Saved entries:
▼▼▼
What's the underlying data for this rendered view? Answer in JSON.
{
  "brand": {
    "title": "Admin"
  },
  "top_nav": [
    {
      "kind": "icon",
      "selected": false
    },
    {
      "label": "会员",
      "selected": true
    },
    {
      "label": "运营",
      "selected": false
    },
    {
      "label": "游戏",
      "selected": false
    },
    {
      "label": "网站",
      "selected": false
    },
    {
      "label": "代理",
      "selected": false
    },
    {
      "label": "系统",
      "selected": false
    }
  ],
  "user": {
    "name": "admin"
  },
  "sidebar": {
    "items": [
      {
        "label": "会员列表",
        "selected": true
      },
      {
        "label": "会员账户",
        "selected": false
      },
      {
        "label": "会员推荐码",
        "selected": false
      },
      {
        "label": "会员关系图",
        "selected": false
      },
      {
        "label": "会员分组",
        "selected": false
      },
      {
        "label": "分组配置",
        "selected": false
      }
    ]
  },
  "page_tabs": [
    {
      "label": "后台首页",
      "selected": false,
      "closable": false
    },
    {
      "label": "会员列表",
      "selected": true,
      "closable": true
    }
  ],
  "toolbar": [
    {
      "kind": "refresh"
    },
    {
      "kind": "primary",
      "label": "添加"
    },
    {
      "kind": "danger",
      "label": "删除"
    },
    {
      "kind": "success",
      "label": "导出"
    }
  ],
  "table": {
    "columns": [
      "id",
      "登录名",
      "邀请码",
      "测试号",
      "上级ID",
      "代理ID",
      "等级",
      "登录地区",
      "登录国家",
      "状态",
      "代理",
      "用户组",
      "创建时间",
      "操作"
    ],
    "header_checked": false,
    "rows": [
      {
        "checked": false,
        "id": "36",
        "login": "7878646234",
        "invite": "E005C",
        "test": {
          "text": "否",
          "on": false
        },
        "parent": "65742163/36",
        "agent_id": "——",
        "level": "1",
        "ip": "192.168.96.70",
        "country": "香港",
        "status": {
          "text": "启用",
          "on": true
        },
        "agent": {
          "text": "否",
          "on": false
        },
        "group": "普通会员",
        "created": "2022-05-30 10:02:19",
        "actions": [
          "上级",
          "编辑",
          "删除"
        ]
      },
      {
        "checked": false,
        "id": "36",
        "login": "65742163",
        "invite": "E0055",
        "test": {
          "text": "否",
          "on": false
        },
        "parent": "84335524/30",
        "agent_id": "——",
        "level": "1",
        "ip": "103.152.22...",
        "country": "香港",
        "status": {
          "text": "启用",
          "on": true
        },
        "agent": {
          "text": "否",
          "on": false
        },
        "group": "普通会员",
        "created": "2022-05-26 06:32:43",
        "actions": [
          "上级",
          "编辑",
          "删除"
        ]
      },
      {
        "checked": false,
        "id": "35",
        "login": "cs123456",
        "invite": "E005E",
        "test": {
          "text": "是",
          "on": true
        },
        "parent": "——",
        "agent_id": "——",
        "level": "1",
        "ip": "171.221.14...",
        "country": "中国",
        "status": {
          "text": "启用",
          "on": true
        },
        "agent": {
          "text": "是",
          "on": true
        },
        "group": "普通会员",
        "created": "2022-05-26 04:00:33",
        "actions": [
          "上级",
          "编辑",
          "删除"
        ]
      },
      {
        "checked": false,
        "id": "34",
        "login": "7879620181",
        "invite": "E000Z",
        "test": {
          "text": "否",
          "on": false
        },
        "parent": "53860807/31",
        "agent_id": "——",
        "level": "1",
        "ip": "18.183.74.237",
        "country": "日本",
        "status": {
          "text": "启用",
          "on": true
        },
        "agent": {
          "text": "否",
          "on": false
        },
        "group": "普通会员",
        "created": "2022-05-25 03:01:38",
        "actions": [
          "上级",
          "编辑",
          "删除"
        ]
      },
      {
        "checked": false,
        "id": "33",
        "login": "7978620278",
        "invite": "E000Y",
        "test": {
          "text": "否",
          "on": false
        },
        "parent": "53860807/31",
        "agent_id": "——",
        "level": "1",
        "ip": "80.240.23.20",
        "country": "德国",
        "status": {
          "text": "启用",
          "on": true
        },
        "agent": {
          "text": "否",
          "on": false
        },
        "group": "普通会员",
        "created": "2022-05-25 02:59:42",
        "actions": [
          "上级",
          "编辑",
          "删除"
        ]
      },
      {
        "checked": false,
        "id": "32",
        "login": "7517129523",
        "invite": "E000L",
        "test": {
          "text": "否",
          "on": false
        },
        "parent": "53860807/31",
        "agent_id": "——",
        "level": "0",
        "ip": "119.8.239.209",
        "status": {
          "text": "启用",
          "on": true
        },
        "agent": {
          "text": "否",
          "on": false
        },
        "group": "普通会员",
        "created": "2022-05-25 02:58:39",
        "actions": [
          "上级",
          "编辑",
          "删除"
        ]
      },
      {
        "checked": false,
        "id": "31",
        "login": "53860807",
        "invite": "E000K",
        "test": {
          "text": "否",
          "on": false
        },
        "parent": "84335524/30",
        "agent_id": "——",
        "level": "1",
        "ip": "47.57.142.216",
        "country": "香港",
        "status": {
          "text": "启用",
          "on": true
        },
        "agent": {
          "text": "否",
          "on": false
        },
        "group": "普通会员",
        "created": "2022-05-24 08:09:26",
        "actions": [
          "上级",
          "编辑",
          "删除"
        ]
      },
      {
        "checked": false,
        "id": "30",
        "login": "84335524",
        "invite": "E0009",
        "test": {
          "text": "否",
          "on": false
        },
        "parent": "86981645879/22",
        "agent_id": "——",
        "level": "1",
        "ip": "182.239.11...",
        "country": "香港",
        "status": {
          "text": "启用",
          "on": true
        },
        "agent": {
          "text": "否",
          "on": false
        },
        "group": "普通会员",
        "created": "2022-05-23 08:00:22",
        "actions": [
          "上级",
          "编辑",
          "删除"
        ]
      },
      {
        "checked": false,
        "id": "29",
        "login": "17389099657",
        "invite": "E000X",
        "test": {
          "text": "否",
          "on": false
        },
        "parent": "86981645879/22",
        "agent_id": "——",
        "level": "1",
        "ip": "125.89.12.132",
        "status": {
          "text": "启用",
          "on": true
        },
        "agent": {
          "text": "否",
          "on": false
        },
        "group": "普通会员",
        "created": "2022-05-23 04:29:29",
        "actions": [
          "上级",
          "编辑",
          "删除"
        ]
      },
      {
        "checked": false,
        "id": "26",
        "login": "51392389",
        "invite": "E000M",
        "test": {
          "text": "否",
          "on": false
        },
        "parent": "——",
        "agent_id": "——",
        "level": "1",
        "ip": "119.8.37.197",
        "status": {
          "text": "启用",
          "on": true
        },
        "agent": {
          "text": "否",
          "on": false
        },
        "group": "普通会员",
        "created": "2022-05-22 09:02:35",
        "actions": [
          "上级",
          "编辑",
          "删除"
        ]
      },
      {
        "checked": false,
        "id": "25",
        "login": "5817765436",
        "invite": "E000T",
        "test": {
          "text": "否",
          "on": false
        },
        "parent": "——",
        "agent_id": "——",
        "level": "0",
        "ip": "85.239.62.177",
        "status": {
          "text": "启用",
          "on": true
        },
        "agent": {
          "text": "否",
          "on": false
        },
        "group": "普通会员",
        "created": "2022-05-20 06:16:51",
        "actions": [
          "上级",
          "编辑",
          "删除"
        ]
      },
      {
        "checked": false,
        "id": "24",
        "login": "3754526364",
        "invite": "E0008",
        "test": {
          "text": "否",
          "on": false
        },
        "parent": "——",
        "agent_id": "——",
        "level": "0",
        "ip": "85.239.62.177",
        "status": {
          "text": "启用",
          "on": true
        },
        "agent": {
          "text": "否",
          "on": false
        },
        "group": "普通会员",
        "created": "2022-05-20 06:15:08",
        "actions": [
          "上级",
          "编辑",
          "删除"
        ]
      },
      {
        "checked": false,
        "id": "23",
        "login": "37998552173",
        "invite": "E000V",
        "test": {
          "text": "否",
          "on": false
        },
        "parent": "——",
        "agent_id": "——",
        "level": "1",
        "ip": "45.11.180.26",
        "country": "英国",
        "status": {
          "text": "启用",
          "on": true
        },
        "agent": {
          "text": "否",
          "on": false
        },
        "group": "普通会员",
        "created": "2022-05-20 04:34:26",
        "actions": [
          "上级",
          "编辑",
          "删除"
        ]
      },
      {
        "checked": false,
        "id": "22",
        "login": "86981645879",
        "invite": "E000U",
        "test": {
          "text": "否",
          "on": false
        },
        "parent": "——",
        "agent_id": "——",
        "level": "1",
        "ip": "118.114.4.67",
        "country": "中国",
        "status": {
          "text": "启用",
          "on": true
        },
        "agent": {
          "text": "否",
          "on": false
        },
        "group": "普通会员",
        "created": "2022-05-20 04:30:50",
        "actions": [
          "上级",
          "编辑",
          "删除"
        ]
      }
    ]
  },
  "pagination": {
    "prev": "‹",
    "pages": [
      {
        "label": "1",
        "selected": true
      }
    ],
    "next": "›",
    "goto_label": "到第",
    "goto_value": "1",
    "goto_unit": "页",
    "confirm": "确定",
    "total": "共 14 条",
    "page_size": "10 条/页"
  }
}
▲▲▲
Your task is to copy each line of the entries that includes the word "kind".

      "kind": "icon",
      "kind": "refresh"
      "kind": "primary",
      "kind": "danger",
      "kind": "success",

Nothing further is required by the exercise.